* _Exercise prompt_: Among the entries, which lines carry the string "this"? Copy each of them.
# # # #
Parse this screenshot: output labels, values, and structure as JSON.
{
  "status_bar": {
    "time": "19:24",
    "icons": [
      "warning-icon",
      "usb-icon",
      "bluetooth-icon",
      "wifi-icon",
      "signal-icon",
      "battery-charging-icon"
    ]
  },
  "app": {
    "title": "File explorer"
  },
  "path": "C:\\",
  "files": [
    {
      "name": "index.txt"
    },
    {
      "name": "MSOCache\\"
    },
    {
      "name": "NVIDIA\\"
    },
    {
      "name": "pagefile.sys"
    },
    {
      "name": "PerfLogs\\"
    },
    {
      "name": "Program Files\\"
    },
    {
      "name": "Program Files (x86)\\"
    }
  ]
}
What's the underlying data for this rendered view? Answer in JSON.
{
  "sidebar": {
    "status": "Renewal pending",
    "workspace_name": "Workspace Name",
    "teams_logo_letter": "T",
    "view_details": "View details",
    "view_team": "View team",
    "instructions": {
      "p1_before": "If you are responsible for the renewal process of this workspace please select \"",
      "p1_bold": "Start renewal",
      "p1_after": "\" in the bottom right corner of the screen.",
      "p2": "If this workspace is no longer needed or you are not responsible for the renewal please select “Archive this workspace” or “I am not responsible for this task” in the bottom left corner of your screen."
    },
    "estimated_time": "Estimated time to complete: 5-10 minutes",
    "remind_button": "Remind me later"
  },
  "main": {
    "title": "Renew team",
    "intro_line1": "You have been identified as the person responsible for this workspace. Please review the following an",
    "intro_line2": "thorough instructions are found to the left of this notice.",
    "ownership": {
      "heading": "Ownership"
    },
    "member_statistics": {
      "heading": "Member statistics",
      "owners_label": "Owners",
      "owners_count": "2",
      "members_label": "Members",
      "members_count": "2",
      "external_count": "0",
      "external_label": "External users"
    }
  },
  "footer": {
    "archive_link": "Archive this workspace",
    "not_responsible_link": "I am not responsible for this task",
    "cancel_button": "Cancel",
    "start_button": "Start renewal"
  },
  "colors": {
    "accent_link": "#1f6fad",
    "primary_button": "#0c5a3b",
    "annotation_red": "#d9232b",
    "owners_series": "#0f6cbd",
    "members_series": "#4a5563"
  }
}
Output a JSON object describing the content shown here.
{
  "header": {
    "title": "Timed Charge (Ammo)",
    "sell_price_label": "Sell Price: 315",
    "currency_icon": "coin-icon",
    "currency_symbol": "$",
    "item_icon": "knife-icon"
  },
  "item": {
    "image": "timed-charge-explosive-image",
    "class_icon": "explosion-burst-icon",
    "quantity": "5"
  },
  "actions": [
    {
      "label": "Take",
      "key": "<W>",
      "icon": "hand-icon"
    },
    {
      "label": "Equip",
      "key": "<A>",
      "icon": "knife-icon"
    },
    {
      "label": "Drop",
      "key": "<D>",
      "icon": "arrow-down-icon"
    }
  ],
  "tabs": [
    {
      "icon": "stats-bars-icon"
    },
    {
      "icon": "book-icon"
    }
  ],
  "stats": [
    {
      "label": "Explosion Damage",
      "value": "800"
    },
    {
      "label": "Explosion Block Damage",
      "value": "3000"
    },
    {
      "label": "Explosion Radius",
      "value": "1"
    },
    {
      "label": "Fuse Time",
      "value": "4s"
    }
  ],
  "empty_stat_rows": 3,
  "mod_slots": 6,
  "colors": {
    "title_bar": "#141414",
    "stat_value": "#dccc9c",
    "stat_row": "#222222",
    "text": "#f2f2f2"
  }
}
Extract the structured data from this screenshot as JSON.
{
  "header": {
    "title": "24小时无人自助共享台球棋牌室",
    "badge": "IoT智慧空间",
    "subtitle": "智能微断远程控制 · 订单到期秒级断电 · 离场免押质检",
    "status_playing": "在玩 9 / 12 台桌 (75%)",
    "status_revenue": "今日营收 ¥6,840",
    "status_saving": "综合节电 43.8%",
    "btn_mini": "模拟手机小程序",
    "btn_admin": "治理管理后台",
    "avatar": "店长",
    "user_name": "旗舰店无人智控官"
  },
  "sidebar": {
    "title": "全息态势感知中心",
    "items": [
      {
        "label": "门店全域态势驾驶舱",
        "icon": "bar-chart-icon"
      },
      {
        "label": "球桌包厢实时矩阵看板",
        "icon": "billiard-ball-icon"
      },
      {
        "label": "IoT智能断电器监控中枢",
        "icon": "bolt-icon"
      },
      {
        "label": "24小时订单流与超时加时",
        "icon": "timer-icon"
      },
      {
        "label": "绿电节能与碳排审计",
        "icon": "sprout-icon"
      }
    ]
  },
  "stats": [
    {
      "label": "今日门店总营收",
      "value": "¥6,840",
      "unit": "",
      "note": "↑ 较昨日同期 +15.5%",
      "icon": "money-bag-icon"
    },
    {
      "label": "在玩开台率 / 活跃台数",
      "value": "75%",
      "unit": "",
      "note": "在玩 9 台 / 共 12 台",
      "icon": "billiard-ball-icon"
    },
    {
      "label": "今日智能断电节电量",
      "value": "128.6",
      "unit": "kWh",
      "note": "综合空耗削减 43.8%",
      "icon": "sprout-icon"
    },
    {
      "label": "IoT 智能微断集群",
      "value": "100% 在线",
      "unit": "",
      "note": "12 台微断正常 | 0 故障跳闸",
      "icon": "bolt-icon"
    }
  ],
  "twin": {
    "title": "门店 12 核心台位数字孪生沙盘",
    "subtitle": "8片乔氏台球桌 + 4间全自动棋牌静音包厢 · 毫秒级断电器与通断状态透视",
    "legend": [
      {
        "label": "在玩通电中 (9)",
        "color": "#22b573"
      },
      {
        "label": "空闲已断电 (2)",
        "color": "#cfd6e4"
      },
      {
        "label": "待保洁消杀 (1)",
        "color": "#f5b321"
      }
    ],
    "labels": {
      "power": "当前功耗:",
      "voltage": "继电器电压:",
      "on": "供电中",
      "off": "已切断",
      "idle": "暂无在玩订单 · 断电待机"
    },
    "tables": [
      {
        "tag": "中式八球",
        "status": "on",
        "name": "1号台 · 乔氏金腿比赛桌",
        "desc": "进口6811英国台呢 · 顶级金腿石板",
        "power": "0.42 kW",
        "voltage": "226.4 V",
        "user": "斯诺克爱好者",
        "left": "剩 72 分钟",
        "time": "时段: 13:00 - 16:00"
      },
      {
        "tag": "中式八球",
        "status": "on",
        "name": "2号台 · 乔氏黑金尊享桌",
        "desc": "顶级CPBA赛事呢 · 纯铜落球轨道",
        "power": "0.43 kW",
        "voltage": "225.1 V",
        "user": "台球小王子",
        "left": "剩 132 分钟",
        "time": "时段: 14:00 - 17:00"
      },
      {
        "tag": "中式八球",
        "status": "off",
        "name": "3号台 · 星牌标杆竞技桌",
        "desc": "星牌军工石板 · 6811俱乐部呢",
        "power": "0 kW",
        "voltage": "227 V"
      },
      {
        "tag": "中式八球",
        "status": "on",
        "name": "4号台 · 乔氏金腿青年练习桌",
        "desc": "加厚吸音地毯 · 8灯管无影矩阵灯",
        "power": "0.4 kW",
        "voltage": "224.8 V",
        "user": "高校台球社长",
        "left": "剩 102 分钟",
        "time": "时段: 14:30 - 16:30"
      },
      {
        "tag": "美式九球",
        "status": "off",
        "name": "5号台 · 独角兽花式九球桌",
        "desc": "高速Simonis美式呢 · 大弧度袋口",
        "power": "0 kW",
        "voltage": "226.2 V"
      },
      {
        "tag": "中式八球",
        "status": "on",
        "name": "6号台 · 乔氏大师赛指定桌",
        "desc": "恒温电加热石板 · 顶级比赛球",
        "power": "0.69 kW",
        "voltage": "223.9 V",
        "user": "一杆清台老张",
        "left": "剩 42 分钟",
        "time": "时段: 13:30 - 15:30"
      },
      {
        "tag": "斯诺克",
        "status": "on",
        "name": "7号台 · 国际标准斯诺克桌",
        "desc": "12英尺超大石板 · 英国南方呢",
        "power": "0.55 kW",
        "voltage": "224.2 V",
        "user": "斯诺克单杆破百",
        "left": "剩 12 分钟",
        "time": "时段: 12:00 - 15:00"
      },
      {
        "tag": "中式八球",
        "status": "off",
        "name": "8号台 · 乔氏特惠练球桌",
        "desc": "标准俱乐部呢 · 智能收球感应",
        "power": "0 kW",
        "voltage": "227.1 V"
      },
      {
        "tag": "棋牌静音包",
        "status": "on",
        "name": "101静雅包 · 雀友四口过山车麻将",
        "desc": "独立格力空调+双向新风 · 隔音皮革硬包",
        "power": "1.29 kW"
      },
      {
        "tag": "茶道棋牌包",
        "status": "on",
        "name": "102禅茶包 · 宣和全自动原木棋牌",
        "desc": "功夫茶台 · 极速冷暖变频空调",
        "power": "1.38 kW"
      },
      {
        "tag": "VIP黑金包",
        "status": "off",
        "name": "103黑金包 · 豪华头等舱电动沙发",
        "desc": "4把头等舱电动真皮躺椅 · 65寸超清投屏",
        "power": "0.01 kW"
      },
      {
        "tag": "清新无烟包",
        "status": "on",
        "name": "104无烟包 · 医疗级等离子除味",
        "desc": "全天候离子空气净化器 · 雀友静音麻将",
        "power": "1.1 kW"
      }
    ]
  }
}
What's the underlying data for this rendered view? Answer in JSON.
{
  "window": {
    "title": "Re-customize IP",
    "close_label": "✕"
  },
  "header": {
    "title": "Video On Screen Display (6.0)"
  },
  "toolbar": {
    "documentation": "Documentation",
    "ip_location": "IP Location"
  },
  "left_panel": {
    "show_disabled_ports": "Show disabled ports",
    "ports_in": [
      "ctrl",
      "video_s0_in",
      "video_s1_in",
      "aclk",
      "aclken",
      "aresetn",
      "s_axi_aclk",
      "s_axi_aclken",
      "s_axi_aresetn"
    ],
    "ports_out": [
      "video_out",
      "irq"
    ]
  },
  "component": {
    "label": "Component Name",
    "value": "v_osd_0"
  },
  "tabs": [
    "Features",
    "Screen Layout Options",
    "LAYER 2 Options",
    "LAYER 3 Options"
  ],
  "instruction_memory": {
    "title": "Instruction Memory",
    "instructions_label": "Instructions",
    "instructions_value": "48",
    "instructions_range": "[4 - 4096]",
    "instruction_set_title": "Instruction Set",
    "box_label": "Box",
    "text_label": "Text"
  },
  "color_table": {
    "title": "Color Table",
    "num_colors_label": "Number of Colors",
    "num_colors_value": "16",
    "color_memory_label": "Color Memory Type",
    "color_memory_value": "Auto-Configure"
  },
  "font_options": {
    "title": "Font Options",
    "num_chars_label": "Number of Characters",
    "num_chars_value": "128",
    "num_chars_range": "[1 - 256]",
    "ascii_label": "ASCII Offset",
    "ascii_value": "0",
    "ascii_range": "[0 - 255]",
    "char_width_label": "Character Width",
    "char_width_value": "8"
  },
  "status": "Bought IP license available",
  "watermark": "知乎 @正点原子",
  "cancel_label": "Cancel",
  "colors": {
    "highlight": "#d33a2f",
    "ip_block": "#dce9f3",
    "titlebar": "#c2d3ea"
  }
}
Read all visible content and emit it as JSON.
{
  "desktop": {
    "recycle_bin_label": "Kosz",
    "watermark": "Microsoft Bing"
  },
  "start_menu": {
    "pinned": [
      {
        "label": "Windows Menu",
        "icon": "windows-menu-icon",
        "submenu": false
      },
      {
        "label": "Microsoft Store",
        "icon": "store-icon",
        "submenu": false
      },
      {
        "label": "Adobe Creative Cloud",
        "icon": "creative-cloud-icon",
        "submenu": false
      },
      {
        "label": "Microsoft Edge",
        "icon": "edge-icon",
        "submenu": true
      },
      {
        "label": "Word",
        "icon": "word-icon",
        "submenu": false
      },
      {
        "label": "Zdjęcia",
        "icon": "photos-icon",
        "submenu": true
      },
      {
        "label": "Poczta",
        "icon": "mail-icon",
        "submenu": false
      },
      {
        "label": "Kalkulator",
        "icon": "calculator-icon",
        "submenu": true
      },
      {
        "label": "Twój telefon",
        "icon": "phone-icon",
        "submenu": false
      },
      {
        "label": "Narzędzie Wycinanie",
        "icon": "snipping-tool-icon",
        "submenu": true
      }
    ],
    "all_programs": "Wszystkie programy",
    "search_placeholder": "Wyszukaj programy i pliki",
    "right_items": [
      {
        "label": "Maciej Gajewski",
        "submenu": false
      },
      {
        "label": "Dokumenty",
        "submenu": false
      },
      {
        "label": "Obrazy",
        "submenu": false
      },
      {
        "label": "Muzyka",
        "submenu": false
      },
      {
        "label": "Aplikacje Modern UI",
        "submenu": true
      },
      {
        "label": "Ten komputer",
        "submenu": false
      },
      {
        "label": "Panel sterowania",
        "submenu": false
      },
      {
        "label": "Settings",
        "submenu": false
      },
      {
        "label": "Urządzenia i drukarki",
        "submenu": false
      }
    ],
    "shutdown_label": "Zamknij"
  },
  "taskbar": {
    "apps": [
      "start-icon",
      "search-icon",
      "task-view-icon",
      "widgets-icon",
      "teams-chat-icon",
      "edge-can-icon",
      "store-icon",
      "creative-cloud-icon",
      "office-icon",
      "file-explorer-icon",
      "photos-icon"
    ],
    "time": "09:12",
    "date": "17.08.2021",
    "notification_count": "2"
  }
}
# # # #
* _Written answer_:
Parse this screenshot: output labels, values, and structure as JSON.
What's the underlying data for this rendered view? Answer in JSON.
      "p1_before": "If you are responsible for the renewal process of this workspace please select \"",
      "p2": "If this workspace is no longer needed or you are not responsible for the renewal please select “Archive this workspace” or “I am not responsible for this task” in the bottom left corner of your screen."
    "intro_line1": "You have been identified as the person responsible for this workspace. Please review the following an",
    "intro_line2": "thorough instructions are found to the left of this notice.",
    "archive_link": "Archive this workspace",
    "not_responsible_link": "I am not responsible for this task",
Extract the structured data from this screenshot as JSON.
What's the underlying data for this rendered view? Answer in JSON.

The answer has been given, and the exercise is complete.